When it comes to activism, shareholder advisory firms like Institutional Shareholder Services and Glass Lewis usually hold a lot of power, or at least that has been the case historically. However, that’s obviously changing as institutional investors are starting to lean more on their own proprietary analysis rather than just siding with advisory firms.
ISS support didn’t win DuPont for Peltz
Perhaps one of the biggest upsets in activism history was earlier this year when DuPont shareholders narrowly sided with management over Nelson Peltz’s Trian Fund Management. Peltz was attempting to take control of the chemical manufacturer’s board of directors and was widely expected to win because he had the support of both ISS and Glass Lewis. He came up a bit short with 46% of shareholder support, however.
Activist Insight took a closer look at the history of ISS and Glass Lewis and the role of proxy advisory firms like them in activism. The firm notes that a number of individual investors seem to be trying to reduce the influence of such firms, although their influence remains high, according to the numbers from recent contested director elections.
ISS, Glass Lewis still influential in activism
Activist Insight conducted a new study on contested director election over the past two years. According to the publication, the top ten institutional investors voted with ISS or Glass Lewis more than 90% of the time.
However, it’s important to note that ISS and Glass Lewis don’t always make the same recommendation as they did in the DuPont activism case when they both sided with Peltz. Also it appears that investors side with Glass Lewis more often than they do with ISS (Chart is courtesy Activist Insight.):
Glass Lewis preferred over ISS
Overall, institutional investors sided with ISS an average of 91% of the time and Glass Lewis 94% of the time. This is particularly interesting because, as Activist Insight notes, ISS is seen as being more established than Glass Lewis.
The publication also discovered that two of the biggest institutional investors sided with Glass Lewis 100% of the time in 2013 and 2014. The firms were Wellington and Fidelity. Further, JPMorgan, BlackRock and State Street were not in agreement on more than 10% of the cases.
These numbers certainly demonstrate that support from ISS certainly does not mean a win, as Peltz learned with DuPont.
Firms reveal votes on DuPont
Activist Insight was able to collect data on some of DuPont's biggest investors and the way they voted. For example, CalPERS explained several reasons why it supported DuPont. Among the reasons were the company's recent performance, Moody's warning about what might happen to DuPont's credit rating if Peltz got his way, and management's attempts to reach a settlement with Peltz.
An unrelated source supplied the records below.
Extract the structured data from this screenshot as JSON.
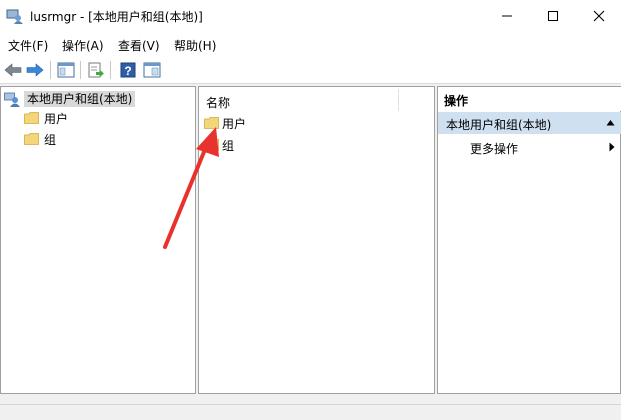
{
  "window": {
    "title": "lusrmgr - [本地用户和组(本地)]",
    "controls": [
      "minimize-icon",
      "maximize-icon",
      "close-icon"
    ]
  },
  "menu": {
    "items": [
      {
        "label": "文件(F)"
      },
      {
        "label": "操作(A)"
      },
      {
        "label": "查看(V)"
      },
      {
        "label": "帮助(H)"
      }
    ]
  },
  "toolbar": {
    "icons": [
      "back-arrow-icon",
      "forward-arrow-icon",
      "console-tree-icon",
      "export-list-icon",
      "help-icon",
      "properties-icon"
    ]
  },
  "tree": {
    "root_label": "本地用户和组(本地)",
    "items": [
      {
        "label": "用户"
      },
      {
        "label": "组"
      }
    ]
  },
  "list": {
    "column_header": "名称",
    "rows": [
      {
        "label": "用户"
      },
      {
        "label": "组"
      }
    ]
  },
  "actions": {
    "header": "操作",
    "section_title": "本地用户和组(本地)",
    "items": [
      {
        "label": "更多操作"
      }
    ]
  },
  "colors": {
    "arrow_annotation": "#e8322d",
    "selection_band": "#cfe0f1",
    "folder": "#f3d57a"
  }
}
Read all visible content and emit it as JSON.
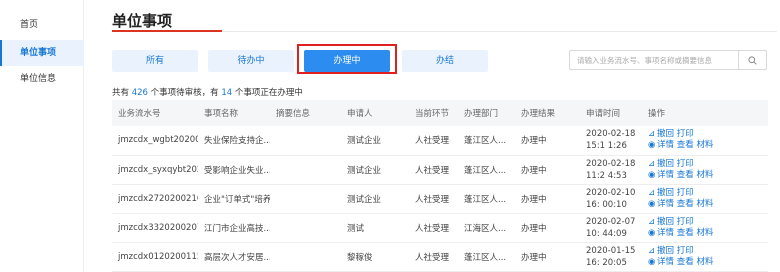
{
  "sidebar": {
    "items": [
      {
        "label": "首页"
      },
      {
        "label": "单位事项"
      },
      {
        "label": "单位信息"
      }
    ]
  },
  "page": {
    "title": "单位事项"
  },
  "tabs": [
    {
      "label": "所有"
    },
    {
      "label": "待办中"
    },
    {
      "label": "办理中"
    },
    {
      "label": "办结"
    }
  ],
  "search": {
    "placeholder": "请输入业务流水号、事项名称或摘要信息"
  },
  "summary": {
    "prefix": "共有",
    "total": "426",
    "middle": "个事项待审核，有",
    "in_progress": "14",
    "suffix": "个事项正在办理中"
  },
  "table": {
    "headers": [
      "业务流水号",
      "事项名称",
      "摘要信息",
      "申请人",
      "当前环节",
      "办理部门",
      "办理结果",
      "申请时间",
      "操作"
    ],
    "rows": [
      {
        "id": "jmzcdx_wgbt20200...",
        "name": "失业保险支持企...",
        "summary": "",
        "applicant": "测试企业",
        "stage": "人社受理",
        "dept": "蓬江区人...",
        "result": "办理中",
        "time": "2020-02-18 15:1 1:26"
      },
      {
        "id": "jmzcdx_syxqybt202...",
        "name": "受影响企业失业...",
        "summary": "",
        "applicant": "测试企业",
        "stage": "人社受理",
        "dept": "蓬江区人...",
        "result": "办理中",
        "time": "2020-02-18 11:2 4:53"
      },
      {
        "id": "jmzcdx2720200210...",
        "name": "企业\"订单式\"培养...",
        "summary": "",
        "applicant": "测试企业",
        "stage": "人社受理",
        "dept": "蓬江区人...",
        "result": "办理中",
        "time": "2020-02-10 16: 00:10"
      },
      {
        "id": "jmzcdx3320200207...",
        "name": "江门市企业高技...",
        "summary": "",
        "applicant": "测试",
        "stage": "人社受理",
        "dept": "江海区人...",
        "result": "办理中",
        "time": "2020-02-07 10: 44:09"
      },
      {
        "id": "jmzcdx0120200115...",
        "name": "高层次人才安居...",
        "summary": "",
        "applicant": "黎稼俊",
        "stage": "人社受理",
        "dept": "蓬江区人...",
        "result": "办理中",
        "time": "2020-01-15 16: 20:05"
      }
    ],
    "ops": {
      "withdraw": "撤回",
      "print": "打印",
      "detail": "详情",
      "view": "查看",
      "material": "材料"
    }
  },
  "colors": {
    "accent": "#1677d4",
    "active_tab": "#2d8cf0",
    "highlight": "#e02020",
    "title_accent": "#dd3322"
  }
}
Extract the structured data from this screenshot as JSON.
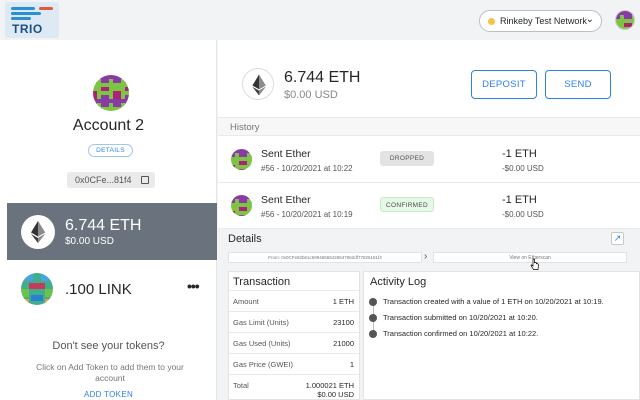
{
  "header": {
    "logo_text": "TRIO",
    "network_name": "Rinkeby Test Network",
    "network_dot_color": "#f6c343",
    "network_icon": "chevron-down-icon",
    "account_icon": "identicon"
  },
  "sidebar": {
    "account_name": "Account 2",
    "details_label": "DETAILS",
    "address_short": "0x0CFe...81f4",
    "copy_icon": "copy-icon",
    "tokens": [
      {
        "amount": "6.744 ETH",
        "fiat": "$0.00 USD",
        "icon": "ethereum-icon",
        "selected": true
      },
      {
        "amount": ".100 LINK",
        "icon": "token-identicon",
        "selected": false
      }
    ],
    "more_icon": "more-dots-icon",
    "dont_see": "Don't see your tokens?",
    "add_hint": "Click on Add Token to add them to your account",
    "add_token_label": "ADD TOKEN"
  },
  "main": {
    "balance_amount": "6.744 ETH",
    "balance_fiat": "$0.00 USD",
    "deposit_label": "DEPOSIT",
    "send_label": "SEND",
    "history_label": "History",
    "transactions": [
      {
        "title": "Sent Ether",
        "subtitle": "#56 - 10/20/2021 at 10:22",
        "status": "DROPPED",
        "value": "-1 ETH",
        "fiat": "-$0.00 USD"
      },
      {
        "title": "Sent Ether",
        "subtitle": "#56 - 10/20/2021 at 10:19",
        "status": "CONFIRMED",
        "value": "-1 ETH",
        "fiat": "-$0.00 USD"
      }
    ],
    "details": {
      "title": "Details",
      "expand_icon": "external-link-icon",
      "from_text": "From: 0x0CFe82b61c69946565429647962df77826181f4",
      "view_on_label": "View on Etherscan",
      "transaction": {
        "title": "Transaction",
        "rows": [
          {
            "key": "Amount",
            "value": "1 ETH"
          },
          {
            "key": "Gas Limit (Units)",
            "value": "23100"
          },
          {
            "key": "Gas Used (Units)",
            "value": "21000"
          },
          {
            "key": "Gas Price (GWEI)",
            "value": "1"
          },
          {
            "key": "Total",
            "value": "1.000021 ETH",
            "value2": "$0.00 USD"
          }
        ]
      },
      "activity": {
        "title": "Activity Log",
        "items": [
          "Transaction created with a value of 1 ETH on 10/20/2021 at 10:19.",
          "Transaction submitted on 10/20/2021 at 10:20.",
          "Transaction confirmed on 10/20/2021 at 10:22."
        ]
      }
    }
  },
  "colors": {
    "accent": "#2f80ed",
    "selected_card": "#6a737d",
    "confirmed_bg": "#e6f8e6",
    "dropped_bg": "#e3e3e3"
  }
}
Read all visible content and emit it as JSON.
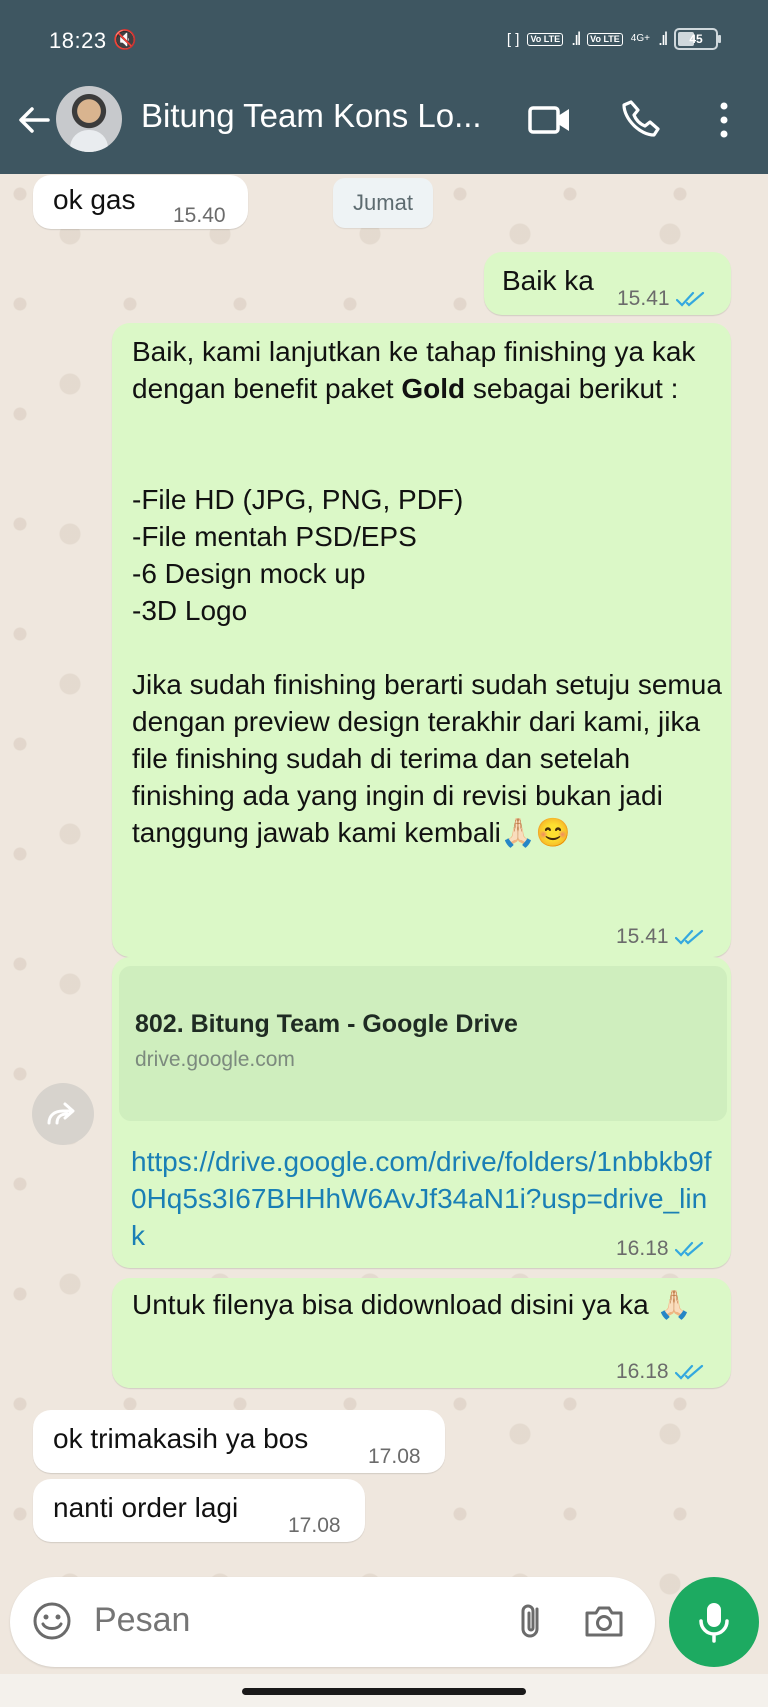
{
  "status_bar": {
    "time": "18:23",
    "mute_icon": "🔇",
    "sim1_label": "Vo LTE",
    "sim2_label": "Vo LTE",
    "network": "4G+",
    "battery": "45",
    "battery_level_percent": 45
  },
  "header": {
    "title": "Bitung Team Kons Lo...",
    "icons": [
      "back-arrow-icon",
      "video-call-icon",
      "voice-call-icon",
      "more-vertical-icon"
    ]
  },
  "messages": [
    {
      "type": "incoming",
      "text": "ok gas",
      "time": "15.40"
    },
    {
      "type": "day_separator",
      "text": "Jumat"
    },
    {
      "type": "outgoing",
      "text": "Baik ka",
      "time": "15.41"
    },
    {
      "type": "outgoing",
      "line1_pre": "Baik, kami lanjutkan ke tahap finishing ya kak dengan benefit paket ",
      "line1_bold": "Gold",
      "line1_post": " sebagai berikut :",
      "list": "-File HD (JPG, PNG, PDF)\n-File mentah PSD/EPS\n-6 Design mock up\n-3D Logo",
      "closing": "Jika sudah finishing berarti sudah setuju semua dengan preview design terakhir dari kami, jika file finishing sudah di terima dan setelah finishing ada yang ingin di revisi bukan jadi tanggung jawab kami kembali🙏🏻😊",
      "time": "15.41"
    },
    {
      "type": "outgoing_link",
      "preview_title": "802. Bitung Team - Google Drive",
      "preview_domain": "drive.google.com",
      "url": "https://drive.google.com/drive/folders/1nbbkb9f0Hq5s3I67BHHhW6AvJf34aN1i?usp=drive_link",
      "time": "16.18"
    },
    {
      "type": "outgoing",
      "text": "Untuk filenya bisa didownload disini ya ka 🙏🏻",
      "time": "16.18"
    },
    {
      "type": "incoming",
      "text": "ok trimakasih ya bos",
      "time": "17.08"
    },
    {
      "type": "incoming",
      "text": "nanti order lagi",
      "time": "17.08"
    }
  ],
  "composer": {
    "placeholder": "Pesan",
    "icons": [
      "emoji-icon",
      "attach-icon",
      "camera-icon",
      "mic-icon"
    ]
  },
  "colors": {
    "header": "#3e5661",
    "outgoing_bubble": "#dbf8c7",
    "incoming_bubble": "#ffffff",
    "link": "#1a7fb5",
    "read_ticks": "#34a8df",
    "mic_button": "#1daa61",
    "chat_background": "#efe7de"
  }
}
Activist Insight also notes that CalPERS was already talking with DuPont about adding proxy access.
So while institutional investors are probably listening to what ISS and Glass Lewis have to say, they're also deploying their own analysis on a case by case basis.